Report #6993; 1/6/97
Some women won't take the female hormone, estrogen after the menopause because they think that it increases their chances of developing breast cancer (1). Exciting new studies show that a male-like hormone, called tibolone, may give all the benefits of estrogen while lowering blood levels of estrogen and not increasing her chances of developing breast or uterine cancer (2,3).
Estrogen strengthens bones and prevents heart attacks, strokes, hot flushes, vaginal dryness, loss of height, lowered I.Q., Alzheimer's disease, depression, anxiety, loss of teeth, osteoarthritis and colon cancer (4,5). Recent data show that the male-like hormone, tibolone, prevents hot flushes, anxiety, depression and lowered I.Q. (2,10), markedly increases a woman's interst in making love (9) and strengthen bones more than the female hormone, estrogen, does (3,8). You would expect this because male hormones cause men to have much larger bones anyway.
Women with low blood levels of male hormones have little interest in making love. A recent report in the medical journal, Fertility and Sterility, shows that blood levels of male hormones drop significantly after the menopause (6). Male-like hormones, such a tibolone, can perk a woman's sagging sexual drive. Tibolone has been prescribed in Europe for more than 8 years, although it not been approved for use in the United States. The only concern that has shown up so far is that, like testosterone, it lowers blood levels of the good HDL cholesterol which may increase a susceptible woman's chances of suffering a heart attack. However, most studies show that this lowering is extremely small (7).
By Gabe Mirkin, M.D., for CBS Radio News
1) GA Colditz et al. The Use of estrogen and progestins and the risk of breast cancer in postmenopausal women. NEJM 1995 (June 15); 332 (24): 1589-1593.
2) M Milner, M Sinnott, D Gasparo, A Kelly, BK Carole, R Harrison. Climacteric symptoms, gonadotrophins, sex steroids, and binding proteins with conjugated equine estrogen-progestin and tibolone over two years. Menopause - the Journal of the North American Menopause Society 3: 4 (WIN 1996): 208-213.
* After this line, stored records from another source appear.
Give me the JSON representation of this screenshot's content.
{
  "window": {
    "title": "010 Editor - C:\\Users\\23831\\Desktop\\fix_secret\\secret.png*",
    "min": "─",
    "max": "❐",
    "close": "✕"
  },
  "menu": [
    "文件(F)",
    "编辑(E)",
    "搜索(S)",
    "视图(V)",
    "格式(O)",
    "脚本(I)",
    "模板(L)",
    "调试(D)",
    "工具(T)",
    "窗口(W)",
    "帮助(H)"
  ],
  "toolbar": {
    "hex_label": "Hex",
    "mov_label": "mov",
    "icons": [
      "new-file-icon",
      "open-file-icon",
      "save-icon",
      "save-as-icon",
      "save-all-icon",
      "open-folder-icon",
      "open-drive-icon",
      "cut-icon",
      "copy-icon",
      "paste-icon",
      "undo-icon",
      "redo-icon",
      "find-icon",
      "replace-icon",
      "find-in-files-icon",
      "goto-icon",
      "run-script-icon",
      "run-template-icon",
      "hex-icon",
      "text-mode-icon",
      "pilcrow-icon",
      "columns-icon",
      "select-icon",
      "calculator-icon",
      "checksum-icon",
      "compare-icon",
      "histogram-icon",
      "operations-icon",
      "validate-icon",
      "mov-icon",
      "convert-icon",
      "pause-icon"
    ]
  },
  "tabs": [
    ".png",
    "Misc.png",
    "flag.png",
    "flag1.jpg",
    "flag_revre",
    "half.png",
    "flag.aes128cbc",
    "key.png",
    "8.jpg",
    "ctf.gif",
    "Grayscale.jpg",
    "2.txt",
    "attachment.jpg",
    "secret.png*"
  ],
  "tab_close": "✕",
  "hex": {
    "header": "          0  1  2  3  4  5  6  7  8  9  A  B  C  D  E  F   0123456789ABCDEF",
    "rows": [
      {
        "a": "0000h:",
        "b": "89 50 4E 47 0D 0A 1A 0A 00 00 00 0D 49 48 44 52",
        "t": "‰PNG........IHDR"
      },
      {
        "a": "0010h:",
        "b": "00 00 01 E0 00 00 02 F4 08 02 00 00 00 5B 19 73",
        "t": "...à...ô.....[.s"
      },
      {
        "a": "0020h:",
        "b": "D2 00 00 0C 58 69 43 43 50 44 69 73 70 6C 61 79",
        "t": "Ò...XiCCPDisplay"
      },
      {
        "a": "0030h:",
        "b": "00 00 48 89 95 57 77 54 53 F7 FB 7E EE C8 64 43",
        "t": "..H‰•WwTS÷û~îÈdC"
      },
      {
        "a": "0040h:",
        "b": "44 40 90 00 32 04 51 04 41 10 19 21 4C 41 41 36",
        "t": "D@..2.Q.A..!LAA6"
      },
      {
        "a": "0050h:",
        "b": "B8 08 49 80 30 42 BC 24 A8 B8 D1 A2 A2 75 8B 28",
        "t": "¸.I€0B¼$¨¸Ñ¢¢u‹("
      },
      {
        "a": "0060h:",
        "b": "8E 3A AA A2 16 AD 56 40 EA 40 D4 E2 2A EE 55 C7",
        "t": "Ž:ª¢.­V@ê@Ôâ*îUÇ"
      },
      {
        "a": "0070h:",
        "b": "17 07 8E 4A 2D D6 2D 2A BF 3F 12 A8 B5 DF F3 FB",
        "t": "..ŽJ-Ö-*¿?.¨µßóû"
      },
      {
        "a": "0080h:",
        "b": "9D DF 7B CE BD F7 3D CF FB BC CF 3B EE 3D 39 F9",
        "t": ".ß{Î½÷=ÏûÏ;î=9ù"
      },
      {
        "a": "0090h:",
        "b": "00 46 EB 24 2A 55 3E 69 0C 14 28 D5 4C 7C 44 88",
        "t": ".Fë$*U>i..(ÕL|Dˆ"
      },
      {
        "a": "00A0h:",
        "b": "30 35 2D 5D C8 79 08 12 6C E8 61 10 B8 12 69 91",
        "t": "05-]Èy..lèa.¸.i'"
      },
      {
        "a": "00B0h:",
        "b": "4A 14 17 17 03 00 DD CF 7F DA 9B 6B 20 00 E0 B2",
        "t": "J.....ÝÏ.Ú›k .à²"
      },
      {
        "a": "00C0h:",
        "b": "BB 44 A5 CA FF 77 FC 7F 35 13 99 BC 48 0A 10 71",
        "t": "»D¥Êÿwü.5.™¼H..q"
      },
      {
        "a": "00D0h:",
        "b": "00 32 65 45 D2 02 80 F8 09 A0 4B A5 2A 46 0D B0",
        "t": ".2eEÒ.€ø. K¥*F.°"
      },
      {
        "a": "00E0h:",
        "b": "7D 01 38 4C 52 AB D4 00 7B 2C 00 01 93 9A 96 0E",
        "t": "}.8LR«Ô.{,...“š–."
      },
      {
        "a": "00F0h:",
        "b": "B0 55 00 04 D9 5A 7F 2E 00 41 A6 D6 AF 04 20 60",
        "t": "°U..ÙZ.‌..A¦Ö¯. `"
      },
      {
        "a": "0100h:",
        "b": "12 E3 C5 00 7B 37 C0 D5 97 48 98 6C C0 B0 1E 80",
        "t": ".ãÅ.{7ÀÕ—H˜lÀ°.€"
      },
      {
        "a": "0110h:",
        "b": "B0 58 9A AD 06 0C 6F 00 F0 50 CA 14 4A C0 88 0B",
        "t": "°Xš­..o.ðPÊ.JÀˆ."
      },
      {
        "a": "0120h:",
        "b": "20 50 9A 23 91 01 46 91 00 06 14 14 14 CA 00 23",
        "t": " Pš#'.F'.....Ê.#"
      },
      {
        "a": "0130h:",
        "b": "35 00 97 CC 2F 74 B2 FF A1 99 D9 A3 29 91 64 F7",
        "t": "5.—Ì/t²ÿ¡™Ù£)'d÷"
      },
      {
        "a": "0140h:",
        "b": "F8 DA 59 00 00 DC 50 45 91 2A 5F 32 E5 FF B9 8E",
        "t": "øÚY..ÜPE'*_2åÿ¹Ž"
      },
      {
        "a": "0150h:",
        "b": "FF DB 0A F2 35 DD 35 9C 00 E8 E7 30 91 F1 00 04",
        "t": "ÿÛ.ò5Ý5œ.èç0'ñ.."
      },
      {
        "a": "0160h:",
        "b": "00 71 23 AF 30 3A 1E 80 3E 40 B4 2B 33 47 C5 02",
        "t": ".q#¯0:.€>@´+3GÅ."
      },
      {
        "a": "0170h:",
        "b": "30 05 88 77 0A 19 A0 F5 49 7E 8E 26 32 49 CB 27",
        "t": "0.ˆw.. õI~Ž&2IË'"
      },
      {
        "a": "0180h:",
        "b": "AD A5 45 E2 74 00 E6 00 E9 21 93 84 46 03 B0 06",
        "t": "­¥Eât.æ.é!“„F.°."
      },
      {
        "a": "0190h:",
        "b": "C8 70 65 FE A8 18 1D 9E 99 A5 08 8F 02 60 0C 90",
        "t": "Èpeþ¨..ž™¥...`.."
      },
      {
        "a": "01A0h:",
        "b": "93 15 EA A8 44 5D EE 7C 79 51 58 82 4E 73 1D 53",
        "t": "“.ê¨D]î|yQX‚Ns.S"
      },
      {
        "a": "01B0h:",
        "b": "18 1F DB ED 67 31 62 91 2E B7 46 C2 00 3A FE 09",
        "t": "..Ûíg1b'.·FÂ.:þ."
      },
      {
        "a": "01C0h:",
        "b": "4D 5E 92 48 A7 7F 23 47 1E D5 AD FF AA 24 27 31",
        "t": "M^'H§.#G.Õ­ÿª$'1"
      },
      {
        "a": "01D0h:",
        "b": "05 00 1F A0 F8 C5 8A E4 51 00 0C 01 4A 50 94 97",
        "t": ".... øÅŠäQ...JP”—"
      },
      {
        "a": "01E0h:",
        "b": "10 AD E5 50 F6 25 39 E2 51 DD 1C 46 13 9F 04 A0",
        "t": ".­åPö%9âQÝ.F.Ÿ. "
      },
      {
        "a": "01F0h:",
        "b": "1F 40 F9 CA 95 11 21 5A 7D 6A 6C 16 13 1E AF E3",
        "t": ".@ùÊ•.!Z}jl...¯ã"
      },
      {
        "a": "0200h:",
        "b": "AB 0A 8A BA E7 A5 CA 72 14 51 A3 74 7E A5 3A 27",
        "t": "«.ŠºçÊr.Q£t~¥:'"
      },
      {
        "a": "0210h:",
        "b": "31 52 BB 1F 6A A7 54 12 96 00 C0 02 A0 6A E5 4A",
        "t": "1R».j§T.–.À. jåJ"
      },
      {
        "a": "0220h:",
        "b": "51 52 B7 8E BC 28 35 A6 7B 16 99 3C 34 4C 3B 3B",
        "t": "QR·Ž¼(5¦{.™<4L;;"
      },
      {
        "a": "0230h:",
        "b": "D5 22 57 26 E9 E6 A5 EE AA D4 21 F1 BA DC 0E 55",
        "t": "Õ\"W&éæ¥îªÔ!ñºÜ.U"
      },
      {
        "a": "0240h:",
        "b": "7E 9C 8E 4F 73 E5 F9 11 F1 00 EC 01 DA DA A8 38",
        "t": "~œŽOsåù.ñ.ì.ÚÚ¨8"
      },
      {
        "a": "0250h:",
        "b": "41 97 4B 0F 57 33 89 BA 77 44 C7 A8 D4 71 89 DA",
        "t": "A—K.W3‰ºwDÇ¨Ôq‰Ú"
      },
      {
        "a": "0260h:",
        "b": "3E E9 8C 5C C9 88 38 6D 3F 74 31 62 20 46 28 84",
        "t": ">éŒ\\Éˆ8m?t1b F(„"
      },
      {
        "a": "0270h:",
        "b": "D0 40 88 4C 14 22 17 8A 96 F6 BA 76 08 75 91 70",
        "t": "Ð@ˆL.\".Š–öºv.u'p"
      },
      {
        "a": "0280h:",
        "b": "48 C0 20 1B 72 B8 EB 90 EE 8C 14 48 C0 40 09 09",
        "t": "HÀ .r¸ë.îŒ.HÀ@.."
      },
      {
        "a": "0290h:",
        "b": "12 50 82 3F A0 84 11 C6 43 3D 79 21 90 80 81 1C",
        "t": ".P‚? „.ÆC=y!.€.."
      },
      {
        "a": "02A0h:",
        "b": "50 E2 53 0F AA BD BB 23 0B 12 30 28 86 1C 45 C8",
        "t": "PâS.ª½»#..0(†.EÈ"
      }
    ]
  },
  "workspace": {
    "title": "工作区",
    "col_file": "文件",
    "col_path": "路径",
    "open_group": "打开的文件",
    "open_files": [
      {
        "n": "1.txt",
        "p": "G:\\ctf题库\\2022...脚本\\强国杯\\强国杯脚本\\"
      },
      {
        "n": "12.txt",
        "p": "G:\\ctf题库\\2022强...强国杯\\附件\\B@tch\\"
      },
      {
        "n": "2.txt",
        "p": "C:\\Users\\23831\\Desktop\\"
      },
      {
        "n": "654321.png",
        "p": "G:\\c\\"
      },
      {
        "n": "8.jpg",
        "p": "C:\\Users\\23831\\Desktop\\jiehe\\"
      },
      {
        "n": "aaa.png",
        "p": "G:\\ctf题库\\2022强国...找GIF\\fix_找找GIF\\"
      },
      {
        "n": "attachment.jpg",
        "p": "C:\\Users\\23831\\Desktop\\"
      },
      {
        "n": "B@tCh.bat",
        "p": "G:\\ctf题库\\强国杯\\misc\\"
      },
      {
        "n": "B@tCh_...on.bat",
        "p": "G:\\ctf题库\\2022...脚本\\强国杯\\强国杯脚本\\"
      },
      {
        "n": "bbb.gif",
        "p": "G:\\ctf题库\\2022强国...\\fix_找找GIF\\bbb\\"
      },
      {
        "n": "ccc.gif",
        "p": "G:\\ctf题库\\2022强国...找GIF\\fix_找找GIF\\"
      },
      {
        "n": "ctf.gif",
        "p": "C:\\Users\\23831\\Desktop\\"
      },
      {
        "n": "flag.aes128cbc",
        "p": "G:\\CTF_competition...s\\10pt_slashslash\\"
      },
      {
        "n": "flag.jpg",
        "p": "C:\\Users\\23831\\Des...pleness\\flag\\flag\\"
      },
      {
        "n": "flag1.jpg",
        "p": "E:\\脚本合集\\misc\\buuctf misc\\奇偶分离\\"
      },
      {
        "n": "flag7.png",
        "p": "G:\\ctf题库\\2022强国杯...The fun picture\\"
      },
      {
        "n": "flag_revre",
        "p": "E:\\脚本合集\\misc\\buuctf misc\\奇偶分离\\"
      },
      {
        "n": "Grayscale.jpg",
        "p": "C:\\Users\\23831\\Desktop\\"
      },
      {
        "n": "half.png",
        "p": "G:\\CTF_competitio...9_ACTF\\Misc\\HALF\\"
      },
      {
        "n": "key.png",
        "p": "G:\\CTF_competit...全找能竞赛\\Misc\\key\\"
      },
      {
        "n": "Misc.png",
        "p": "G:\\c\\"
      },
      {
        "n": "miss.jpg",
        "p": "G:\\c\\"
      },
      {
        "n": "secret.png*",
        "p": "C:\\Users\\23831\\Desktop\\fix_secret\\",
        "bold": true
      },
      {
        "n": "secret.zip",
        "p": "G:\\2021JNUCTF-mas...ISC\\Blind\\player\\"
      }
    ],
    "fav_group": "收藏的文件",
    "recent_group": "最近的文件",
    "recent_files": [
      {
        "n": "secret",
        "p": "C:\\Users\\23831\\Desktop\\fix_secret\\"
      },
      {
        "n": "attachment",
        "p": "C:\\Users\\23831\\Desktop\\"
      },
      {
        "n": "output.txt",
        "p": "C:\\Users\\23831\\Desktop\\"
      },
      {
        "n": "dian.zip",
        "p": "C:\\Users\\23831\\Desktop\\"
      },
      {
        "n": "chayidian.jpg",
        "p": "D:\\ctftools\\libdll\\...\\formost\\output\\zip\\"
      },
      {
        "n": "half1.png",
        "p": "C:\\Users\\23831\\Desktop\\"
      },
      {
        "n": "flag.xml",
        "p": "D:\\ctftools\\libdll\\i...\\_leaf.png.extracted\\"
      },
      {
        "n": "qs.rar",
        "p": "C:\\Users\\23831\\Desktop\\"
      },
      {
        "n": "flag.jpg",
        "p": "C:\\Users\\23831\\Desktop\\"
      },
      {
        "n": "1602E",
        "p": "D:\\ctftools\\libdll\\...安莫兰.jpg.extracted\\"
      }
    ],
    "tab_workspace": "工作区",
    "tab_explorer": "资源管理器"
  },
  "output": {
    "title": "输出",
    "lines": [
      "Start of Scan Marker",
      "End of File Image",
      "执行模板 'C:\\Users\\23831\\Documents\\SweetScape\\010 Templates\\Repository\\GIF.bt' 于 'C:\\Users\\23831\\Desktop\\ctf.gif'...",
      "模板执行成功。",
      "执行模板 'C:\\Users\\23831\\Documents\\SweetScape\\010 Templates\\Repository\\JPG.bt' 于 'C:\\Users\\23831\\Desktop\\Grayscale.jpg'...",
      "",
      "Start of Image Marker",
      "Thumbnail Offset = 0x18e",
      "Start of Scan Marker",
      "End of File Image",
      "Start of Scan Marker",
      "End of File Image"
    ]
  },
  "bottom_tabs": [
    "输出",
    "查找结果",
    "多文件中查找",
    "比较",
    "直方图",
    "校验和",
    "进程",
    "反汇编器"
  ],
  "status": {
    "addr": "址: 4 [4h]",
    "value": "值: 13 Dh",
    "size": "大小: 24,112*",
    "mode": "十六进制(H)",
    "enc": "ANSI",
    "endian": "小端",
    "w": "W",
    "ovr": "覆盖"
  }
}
3) C Egarter, J Huber, R Leikermoser, R Haidbauer, H Pusch, F Fischl, M Putz. Tibolone versus conjugated estrogens and sequential progestogen in the treatment of climacteric complaints. Maturitas 23: 1 (FEB 1996): 55-62.
4) FW Lafferty, ME Fiske. Postmenopausal estrogen replacement: A long-term cohort study. American Journal of Medicine 1994 (July); 97(1): 66-77.
5) Harlap S. The benefits and risks of hormone replacement therapy. Am J Obstet Gynecol 1992; 166: 1986.
6) T Mushayandebvu, VD Castracane, T Gimpel, T Adel, N Santoro. Evidence for diminished midcycle ovarian androgen production in older reproductive aged women. Fertility and Sterility 65: 4 (APR 1996): 721-723.
7) Milner MH, Sinnott MM, Cooke TM, McGill T, Harrison RF. A 2-year study of lipid and lipoprotein cvhanges in postmeopausal women with tibolone and estrogen-progestin. Obstet Gynecol 1996 (April); 87(4): 593-9.
8) GM Prelevic, C Bartram, J Wood, S Okolo, J Ginsburg. Comparative effects on bone mineral density of tibolone, transdermal estrogen and oral estrogen/progestogen therapy in postmenopausal women. Gynecological Endocrinology 10: 6 (DEC 1996): 413-420.
9) J Nathorstboos, M Hammar. Effect on sexual life - A comparison between tibolone and a continous estradiol-norethisterone acetate regimen. Maturitas 26: 1 (JAN 1997):15-20. 10) Ross LA, Alder EM. Tibolone and climacteric symptoms. Maturitas 1995 Feb; 21(2): 127-36.